BEGIN

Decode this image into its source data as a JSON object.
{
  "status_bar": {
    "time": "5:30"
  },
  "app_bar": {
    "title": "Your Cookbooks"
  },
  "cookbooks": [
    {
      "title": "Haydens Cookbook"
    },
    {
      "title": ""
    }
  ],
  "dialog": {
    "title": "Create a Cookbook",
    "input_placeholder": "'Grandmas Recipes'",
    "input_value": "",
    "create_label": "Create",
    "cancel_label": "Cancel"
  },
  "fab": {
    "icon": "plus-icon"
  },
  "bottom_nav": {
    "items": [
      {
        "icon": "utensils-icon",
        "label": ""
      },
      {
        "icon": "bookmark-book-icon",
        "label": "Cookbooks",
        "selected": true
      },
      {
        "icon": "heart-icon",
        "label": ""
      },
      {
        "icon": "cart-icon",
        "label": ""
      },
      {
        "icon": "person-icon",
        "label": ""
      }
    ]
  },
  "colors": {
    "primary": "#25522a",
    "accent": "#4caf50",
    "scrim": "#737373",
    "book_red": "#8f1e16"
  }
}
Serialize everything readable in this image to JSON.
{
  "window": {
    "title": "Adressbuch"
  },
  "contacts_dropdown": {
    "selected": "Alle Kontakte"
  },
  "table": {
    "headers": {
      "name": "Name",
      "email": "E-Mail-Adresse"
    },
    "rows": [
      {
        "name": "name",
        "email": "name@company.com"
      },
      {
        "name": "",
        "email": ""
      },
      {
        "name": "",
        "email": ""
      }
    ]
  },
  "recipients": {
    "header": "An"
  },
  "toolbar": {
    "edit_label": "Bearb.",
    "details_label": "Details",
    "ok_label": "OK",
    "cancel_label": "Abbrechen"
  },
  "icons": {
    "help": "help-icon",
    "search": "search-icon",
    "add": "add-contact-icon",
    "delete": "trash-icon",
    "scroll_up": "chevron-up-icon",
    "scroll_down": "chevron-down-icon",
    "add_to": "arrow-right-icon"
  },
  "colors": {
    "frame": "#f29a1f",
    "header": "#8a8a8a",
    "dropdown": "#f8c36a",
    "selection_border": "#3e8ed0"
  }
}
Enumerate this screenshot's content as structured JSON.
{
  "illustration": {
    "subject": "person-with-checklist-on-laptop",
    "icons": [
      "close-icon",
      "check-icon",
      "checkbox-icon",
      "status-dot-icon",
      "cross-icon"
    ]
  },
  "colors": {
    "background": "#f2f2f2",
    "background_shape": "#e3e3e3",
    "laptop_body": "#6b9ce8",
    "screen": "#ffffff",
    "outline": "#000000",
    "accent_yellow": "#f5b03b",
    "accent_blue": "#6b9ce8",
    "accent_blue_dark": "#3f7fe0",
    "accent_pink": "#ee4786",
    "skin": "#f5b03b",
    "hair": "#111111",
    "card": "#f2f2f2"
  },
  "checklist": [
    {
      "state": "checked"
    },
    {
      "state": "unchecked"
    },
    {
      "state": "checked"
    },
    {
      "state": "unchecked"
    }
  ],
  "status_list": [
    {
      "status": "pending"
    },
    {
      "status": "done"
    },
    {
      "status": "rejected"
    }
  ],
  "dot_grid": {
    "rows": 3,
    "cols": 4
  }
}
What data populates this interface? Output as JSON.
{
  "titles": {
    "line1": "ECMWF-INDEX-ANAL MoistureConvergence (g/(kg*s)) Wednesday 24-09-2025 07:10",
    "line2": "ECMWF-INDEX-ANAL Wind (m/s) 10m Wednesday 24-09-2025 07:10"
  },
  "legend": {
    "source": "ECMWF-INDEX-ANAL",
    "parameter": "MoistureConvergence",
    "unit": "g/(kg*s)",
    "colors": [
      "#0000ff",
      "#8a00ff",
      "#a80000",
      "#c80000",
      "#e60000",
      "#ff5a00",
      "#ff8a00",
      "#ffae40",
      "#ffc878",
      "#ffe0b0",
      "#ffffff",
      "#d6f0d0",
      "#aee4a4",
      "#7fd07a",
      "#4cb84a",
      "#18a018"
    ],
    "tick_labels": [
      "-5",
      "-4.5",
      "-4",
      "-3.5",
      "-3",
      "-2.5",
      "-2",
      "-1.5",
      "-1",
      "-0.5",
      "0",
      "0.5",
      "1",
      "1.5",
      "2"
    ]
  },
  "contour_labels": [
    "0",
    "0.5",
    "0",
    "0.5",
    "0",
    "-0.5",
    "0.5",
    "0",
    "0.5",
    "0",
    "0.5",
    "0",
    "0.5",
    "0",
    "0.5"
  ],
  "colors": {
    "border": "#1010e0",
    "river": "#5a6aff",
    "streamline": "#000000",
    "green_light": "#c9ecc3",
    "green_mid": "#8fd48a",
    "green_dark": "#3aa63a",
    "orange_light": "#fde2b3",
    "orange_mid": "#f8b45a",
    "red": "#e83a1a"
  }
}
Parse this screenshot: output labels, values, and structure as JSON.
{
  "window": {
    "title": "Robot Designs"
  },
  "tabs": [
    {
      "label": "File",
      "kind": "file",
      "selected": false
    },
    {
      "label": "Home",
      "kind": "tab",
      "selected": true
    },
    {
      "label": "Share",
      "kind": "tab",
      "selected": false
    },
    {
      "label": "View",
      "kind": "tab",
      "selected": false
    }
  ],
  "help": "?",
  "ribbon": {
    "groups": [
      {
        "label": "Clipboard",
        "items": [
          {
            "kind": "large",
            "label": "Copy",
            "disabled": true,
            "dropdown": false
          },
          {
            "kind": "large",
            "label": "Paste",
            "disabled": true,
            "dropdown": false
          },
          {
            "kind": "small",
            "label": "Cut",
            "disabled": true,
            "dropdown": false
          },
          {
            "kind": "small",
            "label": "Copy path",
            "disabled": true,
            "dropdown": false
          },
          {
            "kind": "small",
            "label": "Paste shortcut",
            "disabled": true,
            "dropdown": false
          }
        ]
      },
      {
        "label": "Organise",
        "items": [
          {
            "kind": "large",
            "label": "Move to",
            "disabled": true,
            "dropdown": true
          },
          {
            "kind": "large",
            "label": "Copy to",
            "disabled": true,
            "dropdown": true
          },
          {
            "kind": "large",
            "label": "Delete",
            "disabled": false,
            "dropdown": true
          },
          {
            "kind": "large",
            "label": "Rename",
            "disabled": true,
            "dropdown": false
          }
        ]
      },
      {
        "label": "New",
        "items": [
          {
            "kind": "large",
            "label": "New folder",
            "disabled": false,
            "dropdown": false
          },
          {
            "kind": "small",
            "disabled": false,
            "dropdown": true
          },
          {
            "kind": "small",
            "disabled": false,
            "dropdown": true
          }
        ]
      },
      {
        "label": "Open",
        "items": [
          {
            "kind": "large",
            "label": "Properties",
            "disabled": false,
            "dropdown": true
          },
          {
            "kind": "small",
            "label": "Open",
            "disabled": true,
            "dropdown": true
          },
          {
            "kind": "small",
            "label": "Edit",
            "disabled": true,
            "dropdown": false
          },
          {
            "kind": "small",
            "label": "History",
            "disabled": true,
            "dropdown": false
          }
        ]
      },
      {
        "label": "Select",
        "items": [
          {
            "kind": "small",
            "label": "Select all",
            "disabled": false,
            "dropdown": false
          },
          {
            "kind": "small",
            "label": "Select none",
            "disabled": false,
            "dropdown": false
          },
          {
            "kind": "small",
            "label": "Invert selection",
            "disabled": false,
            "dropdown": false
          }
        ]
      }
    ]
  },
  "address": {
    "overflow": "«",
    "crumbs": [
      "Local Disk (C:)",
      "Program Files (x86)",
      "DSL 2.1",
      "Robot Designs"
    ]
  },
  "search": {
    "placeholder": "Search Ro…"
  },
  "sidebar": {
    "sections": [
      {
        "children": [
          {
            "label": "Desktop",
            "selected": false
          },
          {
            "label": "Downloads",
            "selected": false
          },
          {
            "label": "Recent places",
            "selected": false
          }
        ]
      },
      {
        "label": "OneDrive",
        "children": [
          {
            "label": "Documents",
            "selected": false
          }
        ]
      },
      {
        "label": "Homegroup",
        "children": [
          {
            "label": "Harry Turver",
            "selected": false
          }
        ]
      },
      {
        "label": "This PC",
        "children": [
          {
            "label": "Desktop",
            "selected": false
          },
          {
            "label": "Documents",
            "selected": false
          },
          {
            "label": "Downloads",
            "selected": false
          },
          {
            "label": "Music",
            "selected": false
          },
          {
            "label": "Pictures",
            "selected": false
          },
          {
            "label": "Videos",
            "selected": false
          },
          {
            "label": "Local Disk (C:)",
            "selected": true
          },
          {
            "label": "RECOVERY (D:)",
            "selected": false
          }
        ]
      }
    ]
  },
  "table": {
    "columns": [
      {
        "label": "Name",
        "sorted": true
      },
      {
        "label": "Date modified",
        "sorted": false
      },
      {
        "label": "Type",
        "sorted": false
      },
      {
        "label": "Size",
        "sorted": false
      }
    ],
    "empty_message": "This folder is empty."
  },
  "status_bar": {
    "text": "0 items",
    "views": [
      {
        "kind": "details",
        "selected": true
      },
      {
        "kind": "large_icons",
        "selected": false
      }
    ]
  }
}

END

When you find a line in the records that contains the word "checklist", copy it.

    "subject": "person-with-checklist-on-laptop",
  "checklist": [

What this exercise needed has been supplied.